#### PROMPT
Nothing should differ between your output and the entries below.

━━━━

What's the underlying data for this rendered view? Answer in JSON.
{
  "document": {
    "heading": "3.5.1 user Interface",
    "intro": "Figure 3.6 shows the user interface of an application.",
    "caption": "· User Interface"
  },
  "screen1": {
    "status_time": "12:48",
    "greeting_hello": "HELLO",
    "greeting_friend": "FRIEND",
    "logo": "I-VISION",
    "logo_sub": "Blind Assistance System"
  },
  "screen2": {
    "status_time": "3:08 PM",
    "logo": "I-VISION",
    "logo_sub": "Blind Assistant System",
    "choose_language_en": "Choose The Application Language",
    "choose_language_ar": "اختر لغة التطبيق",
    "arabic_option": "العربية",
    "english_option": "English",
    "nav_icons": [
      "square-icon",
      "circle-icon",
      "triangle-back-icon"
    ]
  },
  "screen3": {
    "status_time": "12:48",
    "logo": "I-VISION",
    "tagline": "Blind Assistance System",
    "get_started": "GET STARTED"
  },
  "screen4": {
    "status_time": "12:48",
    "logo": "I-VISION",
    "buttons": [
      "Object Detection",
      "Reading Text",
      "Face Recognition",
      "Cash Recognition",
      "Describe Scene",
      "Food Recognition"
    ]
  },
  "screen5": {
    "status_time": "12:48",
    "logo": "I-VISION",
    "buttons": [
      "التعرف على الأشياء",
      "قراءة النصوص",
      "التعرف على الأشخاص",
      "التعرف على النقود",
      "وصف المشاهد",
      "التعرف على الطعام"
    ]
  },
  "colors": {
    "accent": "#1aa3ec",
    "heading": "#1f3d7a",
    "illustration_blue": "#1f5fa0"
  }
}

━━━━

#### RESPONSE TO THIS TASK
What's the underlying data for this rendered view? Answer in JSON.
{
  "document": {
    "heading": "3.5.1 user Interface",
    "intro": "Figure 3.6 shows the user interface of an application.",
    "caption": "· User Interface"
  },
  "screen1": {
    "status_time": "12:48",
    "greeting_hello": "HELLO",
    "greeting_friend": "FRIEND",
    "logo": "I-VISION",
    "logo_sub": "Blind Assistance System"
  },
  "screen2": {
    "status_time": "3:08 PM",
    "logo": "I-VISION",
    "logo_sub": "Blind Assistant System",
    "choose_language_en": "Choose The Application Language",
    "choose_language_ar": "اختر لغة التطبيق",
    "arabic_option": "العربية",
    "english_option": "English",
    "nav_icons": [
      "square-icon",
      "circle-icon",
      "triangle-back-icon"
    ]
  },
  "screen3": {
    "status_time": "12:48",
    "logo": "I-VISION",
    "tagline": "Blind Assistance System",
    "get_started": "GET STARTED"
  },
  "screen4": {
    "status_time": "12:48",
    "logo": "I-VISION",
    "buttons": [
      "Object Detection",
      "Reading Text",
      "Face Recognition",
      "Cash Recognition",
      "Describe Scene",
      "Food Recognition"
    ]
  },
  "screen5": {
    "status_time": "12:48",
    "logo": "I-VISION",
    "buttons": [
      "التعرف على الأشياء",
      "قراءة النصوص",
      "التعرف على الأشخاص",
      "التعرف على النقود",
      "وصف المشاهد",
      "التعرف على الطعام"
    ]
  },
  "colors": {
    "accent": "#1aa3ec",
    "heading": "#1f3d7a",
    "illustration_blue": "#1f5fa0"
  }
}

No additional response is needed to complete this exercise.